▶ [Exercise objective]: A faithful copy of all the data below, please; leave no line out.

┌─ Material for this task

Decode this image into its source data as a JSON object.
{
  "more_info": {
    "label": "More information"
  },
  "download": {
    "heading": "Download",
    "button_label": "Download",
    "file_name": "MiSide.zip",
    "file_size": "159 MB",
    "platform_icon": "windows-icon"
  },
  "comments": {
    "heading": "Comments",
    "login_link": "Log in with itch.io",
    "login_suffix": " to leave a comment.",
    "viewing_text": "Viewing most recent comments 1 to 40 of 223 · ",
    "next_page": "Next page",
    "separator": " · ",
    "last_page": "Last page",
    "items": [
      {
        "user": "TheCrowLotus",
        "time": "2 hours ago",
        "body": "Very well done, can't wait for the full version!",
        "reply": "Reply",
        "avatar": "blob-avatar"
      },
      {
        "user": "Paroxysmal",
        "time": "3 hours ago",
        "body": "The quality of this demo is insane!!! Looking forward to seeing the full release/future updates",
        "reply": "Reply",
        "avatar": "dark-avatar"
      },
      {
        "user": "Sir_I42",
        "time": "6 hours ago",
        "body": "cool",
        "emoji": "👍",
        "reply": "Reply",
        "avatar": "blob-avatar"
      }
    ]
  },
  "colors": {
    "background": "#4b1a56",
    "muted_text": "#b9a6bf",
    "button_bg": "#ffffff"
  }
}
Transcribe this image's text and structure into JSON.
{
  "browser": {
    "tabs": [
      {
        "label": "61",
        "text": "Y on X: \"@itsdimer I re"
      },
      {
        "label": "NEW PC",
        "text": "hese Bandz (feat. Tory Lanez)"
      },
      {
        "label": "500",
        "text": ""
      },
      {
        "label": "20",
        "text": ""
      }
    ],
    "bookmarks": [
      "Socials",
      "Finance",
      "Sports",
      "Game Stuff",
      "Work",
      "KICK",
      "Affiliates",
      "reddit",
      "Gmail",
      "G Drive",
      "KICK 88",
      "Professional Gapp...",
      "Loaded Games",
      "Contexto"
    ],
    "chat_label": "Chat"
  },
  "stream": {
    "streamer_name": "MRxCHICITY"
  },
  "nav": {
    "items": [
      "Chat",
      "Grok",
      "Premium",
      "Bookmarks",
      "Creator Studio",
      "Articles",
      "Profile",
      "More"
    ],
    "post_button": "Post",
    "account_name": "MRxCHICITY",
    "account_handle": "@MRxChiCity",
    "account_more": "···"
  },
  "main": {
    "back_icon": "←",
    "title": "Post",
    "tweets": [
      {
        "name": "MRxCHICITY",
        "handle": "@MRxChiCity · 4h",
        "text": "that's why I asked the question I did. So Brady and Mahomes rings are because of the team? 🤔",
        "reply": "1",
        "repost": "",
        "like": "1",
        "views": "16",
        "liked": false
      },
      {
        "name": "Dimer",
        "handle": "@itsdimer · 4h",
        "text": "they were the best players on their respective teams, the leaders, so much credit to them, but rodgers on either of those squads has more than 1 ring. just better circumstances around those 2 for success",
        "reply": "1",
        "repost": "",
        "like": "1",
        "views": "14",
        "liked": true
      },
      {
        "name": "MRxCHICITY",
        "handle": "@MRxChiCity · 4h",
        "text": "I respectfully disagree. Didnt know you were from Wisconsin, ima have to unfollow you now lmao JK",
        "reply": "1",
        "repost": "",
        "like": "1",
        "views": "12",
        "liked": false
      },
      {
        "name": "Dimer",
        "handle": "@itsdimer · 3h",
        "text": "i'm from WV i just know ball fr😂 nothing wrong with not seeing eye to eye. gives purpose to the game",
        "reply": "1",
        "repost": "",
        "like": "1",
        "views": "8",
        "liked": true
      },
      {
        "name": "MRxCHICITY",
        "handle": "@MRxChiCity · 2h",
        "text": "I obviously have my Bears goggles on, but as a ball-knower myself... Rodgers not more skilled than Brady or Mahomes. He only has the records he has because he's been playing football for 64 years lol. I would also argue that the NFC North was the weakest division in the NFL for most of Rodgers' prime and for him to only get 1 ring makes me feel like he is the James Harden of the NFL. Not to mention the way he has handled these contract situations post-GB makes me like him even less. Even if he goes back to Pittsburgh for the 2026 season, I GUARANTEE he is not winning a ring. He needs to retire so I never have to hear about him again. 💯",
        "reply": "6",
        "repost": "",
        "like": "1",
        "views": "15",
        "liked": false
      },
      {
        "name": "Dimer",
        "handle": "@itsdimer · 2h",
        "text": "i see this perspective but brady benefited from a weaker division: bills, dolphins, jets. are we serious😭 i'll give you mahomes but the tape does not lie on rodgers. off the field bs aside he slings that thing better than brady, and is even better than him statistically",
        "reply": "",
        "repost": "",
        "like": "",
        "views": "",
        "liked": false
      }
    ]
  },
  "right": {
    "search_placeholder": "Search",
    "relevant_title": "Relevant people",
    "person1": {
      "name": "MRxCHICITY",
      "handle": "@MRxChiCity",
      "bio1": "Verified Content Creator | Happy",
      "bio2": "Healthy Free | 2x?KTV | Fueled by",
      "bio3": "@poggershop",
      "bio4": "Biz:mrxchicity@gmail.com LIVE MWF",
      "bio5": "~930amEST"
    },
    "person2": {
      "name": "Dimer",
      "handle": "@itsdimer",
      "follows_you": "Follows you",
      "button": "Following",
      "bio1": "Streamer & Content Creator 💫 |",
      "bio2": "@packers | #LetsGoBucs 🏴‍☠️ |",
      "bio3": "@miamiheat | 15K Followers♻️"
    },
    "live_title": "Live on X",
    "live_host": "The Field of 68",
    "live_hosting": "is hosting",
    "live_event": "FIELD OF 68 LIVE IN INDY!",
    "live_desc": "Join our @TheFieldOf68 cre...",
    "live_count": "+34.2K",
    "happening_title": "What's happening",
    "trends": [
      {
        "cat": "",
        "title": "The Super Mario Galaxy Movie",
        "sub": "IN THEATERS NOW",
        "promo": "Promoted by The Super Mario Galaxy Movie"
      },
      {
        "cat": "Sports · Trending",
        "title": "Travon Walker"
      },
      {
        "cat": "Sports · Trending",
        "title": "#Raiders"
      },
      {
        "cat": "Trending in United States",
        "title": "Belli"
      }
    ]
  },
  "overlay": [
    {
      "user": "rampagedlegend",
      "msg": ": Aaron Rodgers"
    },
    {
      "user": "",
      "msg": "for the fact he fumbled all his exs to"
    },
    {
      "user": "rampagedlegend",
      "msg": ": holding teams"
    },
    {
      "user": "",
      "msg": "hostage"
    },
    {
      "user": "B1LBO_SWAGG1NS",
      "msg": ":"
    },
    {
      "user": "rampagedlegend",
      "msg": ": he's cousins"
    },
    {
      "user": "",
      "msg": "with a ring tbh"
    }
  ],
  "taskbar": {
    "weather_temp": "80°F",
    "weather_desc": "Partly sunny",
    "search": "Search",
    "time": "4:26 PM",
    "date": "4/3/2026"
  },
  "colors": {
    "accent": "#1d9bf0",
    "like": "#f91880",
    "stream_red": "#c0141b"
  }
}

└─

▶ [Answer for this exercise]:
Decode this image into its source data as a JSON object.
{
  "more_info": {
    "label": "More information"
  },
  "download": {
    "heading": "Download",
    "button_label": "Download",
    "file_name": "MiSide.zip",
    "file_size": "159 MB",
    "platform_icon": "windows-icon"
  },
  "comments": {
    "heading": "Comments",
    "login_link": "Log in with itch.io",
    "login_suffix": " to leave a comment.",
    "viewing_text": "Viewing most recent comments 1 to 40 of 223 · ",
    "next_page": "Next page",
    "separator": " · ",
    "last_page": "Last page",
    "items": [
      {
        "user": "TheCrowLotus",
        "time": "2 hours ago",
        "body": "Very well done, can't wait for the full version!",
        "reply": "Reply",
        "avatar": "blob-avatar"
      },
      {
        "user": "Paroxysmal",
        "time": "3 hours ago",
        "body": "The quality of this demo is insane!!! Looking forward to seeing the full release/future updates",
        "reply": "Reply",
        "avatar": "dark-avatar"
      },
      {
        "user": "Sir_I42",
        "time": "6 hours ago",
        "body": "cool",
        "emoji": "👍",
        "reply": "Reply",
        "avatar": "blob-avatar"
      }
    ]
  },
  "colors": {
    "background": "#4b1a56",
    "muted_text": "#b9a6bf",
    "button_bg": "#ffffff"
  }
}
Transcribe this image's text and structure into JSON.
{
  "browser": {
    "tabs": [
      {
        "label": "61",
        "text": "Y on X: \"@itsdimer I re"
      },
      {
        "label": "NEW PC",
        "text": "hese Bandz (feat. Tory Lanez)"
      },
      {
        "label": "500",
        "text": ""
      },
      {
        "label": "20",
        "text": ""
      }
    ],
    "bookmarks": [
      "Socials",
      "Finance",
      "Sports",
      "Game Stuff",
      "Work",
      "KICK",
      "Affiliates",
      "reddit",
      "Gmail",
      "G Drive",
      "KICK 88",
      "Professional Gapp...",
      "Loaded Games",
      "Contexto"
    ],
    "chat_label": "Chat"
  },
  "stream": {
    "streamer_name": "MRxCHICITY"
  },
  "nav": {
    "items": [
      "Chat",
      "Grok",
      "Premium",
      "Bookmarks",
      "Creator Studio",
      "Articles",
      "Profile",
      "More"
    ],
    "post_button": "Post",
    "account_name": "MRxCHICITY",
    "account_handle": "@MRxChiCity",
    "account_more": "···"
  },
  "main": {
    "back_icon": "←",
    "title": "Post",
    "tweets": [
      {
        "name": "MRxCHICITY",
        "handle": "@MRxChiCity · 4h",
        "text": "that's why I asked the question I did. So Brady and Mahomes rings are because of the team? 🤔",
        "reply": "1",
        "repost": "",
        "like": "1",
        "views": "16",
        "liked": false
      },
      {
        "name": "Dimer",
        "handle": "@itsdimer · 4h",
        "text": "they were the best players on their respective teams, the leaders, so much credit to them, but rodgers on either of those squads has more than 1 ring. just better circumstances around those 2 for success",
        "reply": "1",
        "repost": "",
        "like": "1",
        "views": "14",
        "liked": true
      },
      {
        "name": "MRxCHICITY",
        "handle": "@MRxChiCity · 4h",
        "text": "I respectfully disagree. Didnt know you were from Wisconsin, ima have to unfollow you now lmao JK",
        "reply": "1",
        "repost": "",
        "like": "1",
        "views": "12",
        "liked": false
      },
      {
        "name": "Dimer",
        "handle": "@itsdimer · 3h",
        "text": "i'm from WV i just know ball fr😂 nothing wrong with not seeing eye to eye. gives purpose to the game",
        "reply": "1",
        "repost": "",
        "like": "1",
        "views": "8",
        "liked": true
      },
      {
        "name": "MRxCHICITY",
        "handle": "@MRxChiCity · 2h",
        "text": "I obviously have my Bears goggles on, but as a ball-knower myself... Rodgers not more skilled than Brady or Mahomes. He only has the records he has because he's been playing football for 64 years lol. I would also argue that the NFC North was the weakest division in the NFL for most of Rodgers' prime and for him to only get 1 ring makes me feel like he is the James Harden of the NFL. Not to mention the way he has handled these contract situations post-GB makes me like him even less. Even if he goes back to Pittsburgh for the 2026 season, I GUARANTEE he is not winning a ring. He needs to retire so I never have to hear about him again. 💯",
        "reply": "6",
        "repost": "",
        "like": "1",
        "views": "15",
        "liked": false
      },
      {
        "name": "Dimer",
        "handle": "@itsdimer · 2h",
        "text": "i see this perspective but brady benefited from a weaker division: bills, dolphins, jets. are we serious😭 i'll give you mahomes but the tape does not lie on rodgers. off the field bs aside he slings that thing better than brady, and is even better than him statistically",
        "reply": "",
        "repost": "",
        "like": "",
        "views": "",
        "liked": false
      }
    ]
  },
  "right": {
    "search_placeholder": "Search",
    "relevant_title": "Relevant people",
    "person1": {
      "name": "MRxCHICITY",
      "handle": "@MRxChiCity",
      "bio1": "Verified Content Creator | Happy",
      "bio2": "Healthy Free | 2x?KTV | Fueled by",
      "bio3": "@poggershop",
      "bio4": "Biz:mrxchicity@gmail.com LIVE MWF",
      "bio5": "~930amEST"
    },
    "person2": {
      "name": "Dimer",
      "handle": "@itsdimer",
      "follows_you": "Follows you",
      "button": "Following",
      "bio1": "Streamer & Content Creator 💫 |",
      "bio2": "@packers | #LetsGoBucs 🏴‍☠️ |",
      "bio3": "@miamiheat | 15K Followers♻️"
    },
    "live_title": "Live on X",
    "live_host": "The Field of 68",
    "live_hosting": "is hosting",
    "live_event": "FIELD OF 68 LIVE IN INDY!",
    "live_desc": "Join our @TheFieldOf68 cre...",
    "live_count": "+34.2K",
    "happening_title": "What's happening",
    "trends": [
      {
        "cat": "",
        "title": "The Super Mario Galaxy Movie",
        "sub": "IN THEATERS NOW",
        "promo": "Promoted by The Super Mario Galaxy Movie"
      },
      {
        "cat": "Sports · Trending",
        "title": "Travon Walker"
      },
      {
        "cat": "Sports · Trending",
        "title": "#Raiders"
      },
      {
        "cat": "Trending in United States",
        "title": "Belli"
      }
    ]
  },
  "overlay": [
    {
      "user": "rampagedlegend",
      "msg": ": Aaron Rodgers"
    },
    {
      "user": "",
      "msg": "for the fact he fumbled all his exs to"
    },
    {
      "user": "rampagedlegend",
      "msg": ": holding teams"
    },
    {
      "user": "",
      "msg": "hostage"
    },
    {
      "user": "B1LBO_SWAGG1NS",
      "msg": ":"
    },
    {
      "user": "rampagedlegend",
      "msg": ": he's cousins"
    },
    {
      "user": "",
      "msg": "with a ring tbh"
    }
  ],
  "taskbar": {
    "weather_temp": "80°F",
    "weather_desc": "Partly sunny",
    "search": "Search",
    "time": "4:26 PM",
    "date": "4/3/2026"
  },
  "colors": {
    "accent": "#1d9bf0",
    "like": "#f91880",
    "stream_red": "#c0141b"
  }
}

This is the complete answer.